In an intact D&X; (banned), the fetus is removed feet-first and mostly whole, except for the head, which is too big. Physicians then use suction to remove the brain and collapse the head. In either case, physicians sometimes inject the fetus with a drug to kill it before beginning dilation.


Drey says physicians are breaking the law if they start to remove an intact fetus while it is still alive but not if they remove a fetus intact when it is dead.

But D&E; and intact D&X; are closely related, and physicians might start with one and have to finish with the other. For example, physicians can’t control precisely the right amount of time for the cervix to open. “If the cervix opens too much, the fetus might start to come out,” Drey says.

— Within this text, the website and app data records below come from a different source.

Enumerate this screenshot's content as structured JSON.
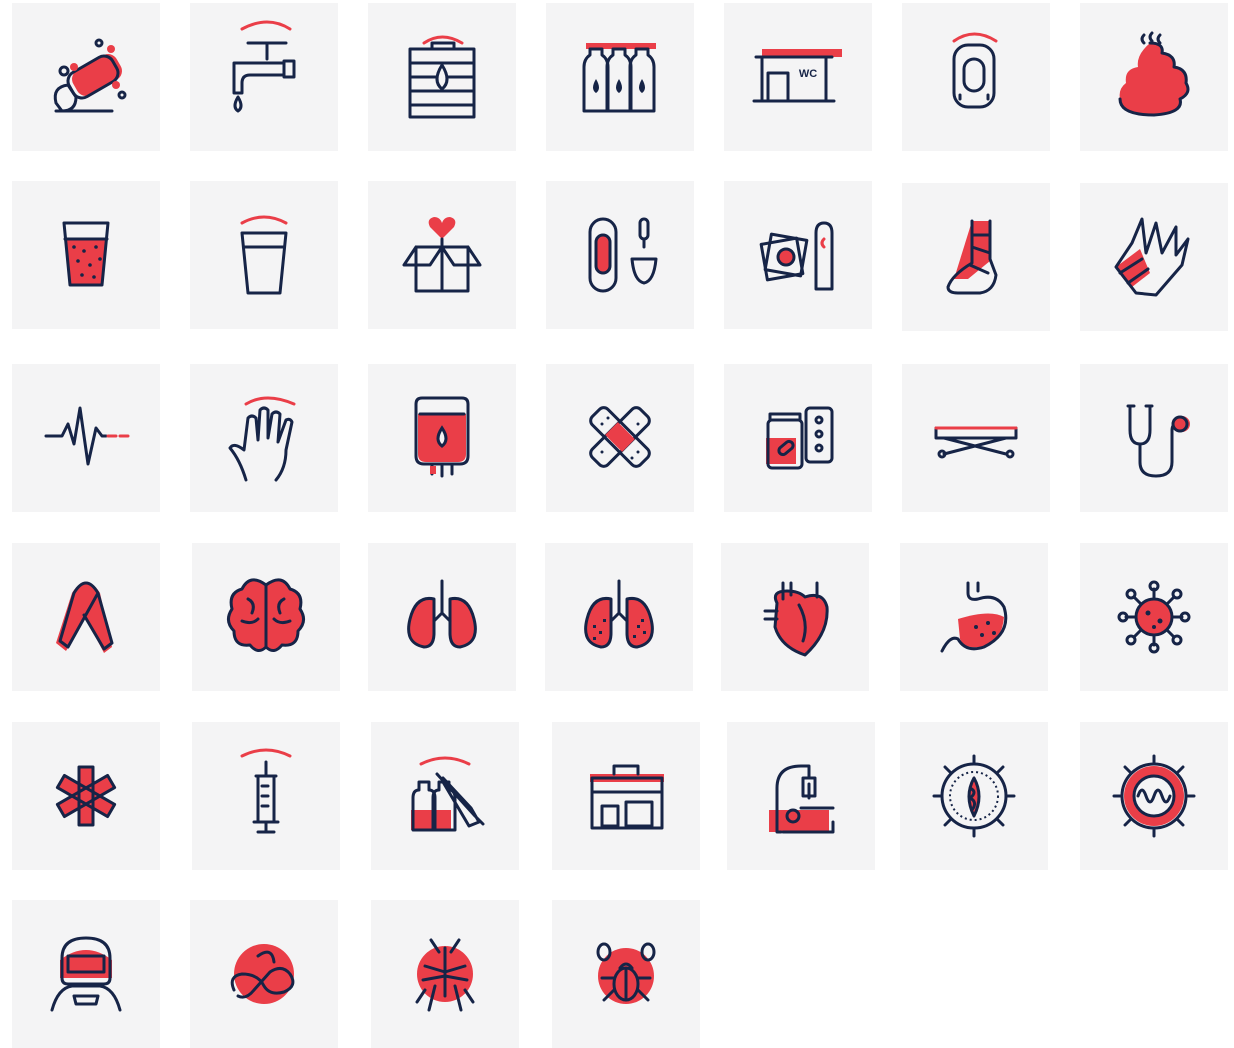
{
  "palette": {
    "navy": "#162447",
    "red": "#ea3e48",
    "tile": "#f4f4f5"
  },
  "signage": {
    "restroom_sign": "WC"
  },
  "icons": [
    "soap-icon",
    "faucet-icon",
    "water-tank-icon",
    "water-bottles-icon",
    "restroom-building-icon",
    "urinal-icon",
    "poop-icon",
    "dirty-water-glass-icon",
    "clean-water-glass-icon",
    "donation-box-icon",
    "menstrual-products-icon",
    "condoms-icon",
    "bandaged-foot-icon",
    "bandaged-hand-icon",
    "heartbeat-icon",
    "hand-icon",
    "blood-bag-icon",
    "bandages-icon",
    "medicine-pills-icon",
    "stretcher-icon",
    "stethoscope-icon",
    "awareness-ribbon-icon",
    "brain-icon",
    "lungs-icon",
    "damaged-lungs-icon",
    "heart-icon",
    "stomach-icon",
    "virus-icon",
    "star-of-life-icon",
    "syringe-icon",
    "vaccine-vials-icon",
    "first-aid-kit-icon",
    "microscope-icon",
    "virus-cell-icon",
    "coronavirus-icon",
    "protective-mask-icon",
    "worm-icon",
    "mosquito-icon",
    "bugs-icon"
  ]
}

She thinks that under these circumstances physicians would be in the clear: “If you intend to do a standard D&E; and then find that you have to do a procedure that the law bans, then as I understand it, you are not breaking the law.” However, she adds, physicians aren’t sure.

A physician could argue the intact D&X; was not his or her intent, “but that feels like a flimsy protection against such grave legal consequences.”

No one knows how often the D&X; procedure is done because that information is not compiled anywhere. About 1.2 million women have abortions in the U.S. every year, Drey says, the vast majority in the first trimester. About 10% to 12% of abortions happen in the second trimester. About 1.4% occur after 20 weeks, according to the Centers for Disease Control and Prevention.

One reason for second trimester abortions, Drey says, is if a woman did not know she was pregnant to start with -- for example, if she continues to bleed after getting pregnant and doesn’t have symptoms such as morning sickness. And teens often don’t hurry to reveal unintended pregnancies.


Although women can legally get abortions for any reason in the second trimester, most late-term abortions are due to developmental defects such as fluid in the brain or organs growing outside the body.

“Most diagnoses that show severe abnormalities don’t show up until the second trimester,” Drey says. The ultrasounds that would reveal such problems are generally not done until 18 to 20 weeks.

Drey says an intact D&X; might also be performed if physicians would like to autopsy the fetus to learn what went wrong with the pregnancy.

Physicians are especially concerned about cases of second trimester miscarriages in which an intact D&X; has to be performed to help the patient. Drey described one woman she treated who lost her pregnancy to a miscarriage that bled profusely. “The fastest way to stop the hemorrhaging was to perform the banned procedure.”

“If you’re in a position like that, I don’t know what the law would say,” Ross says.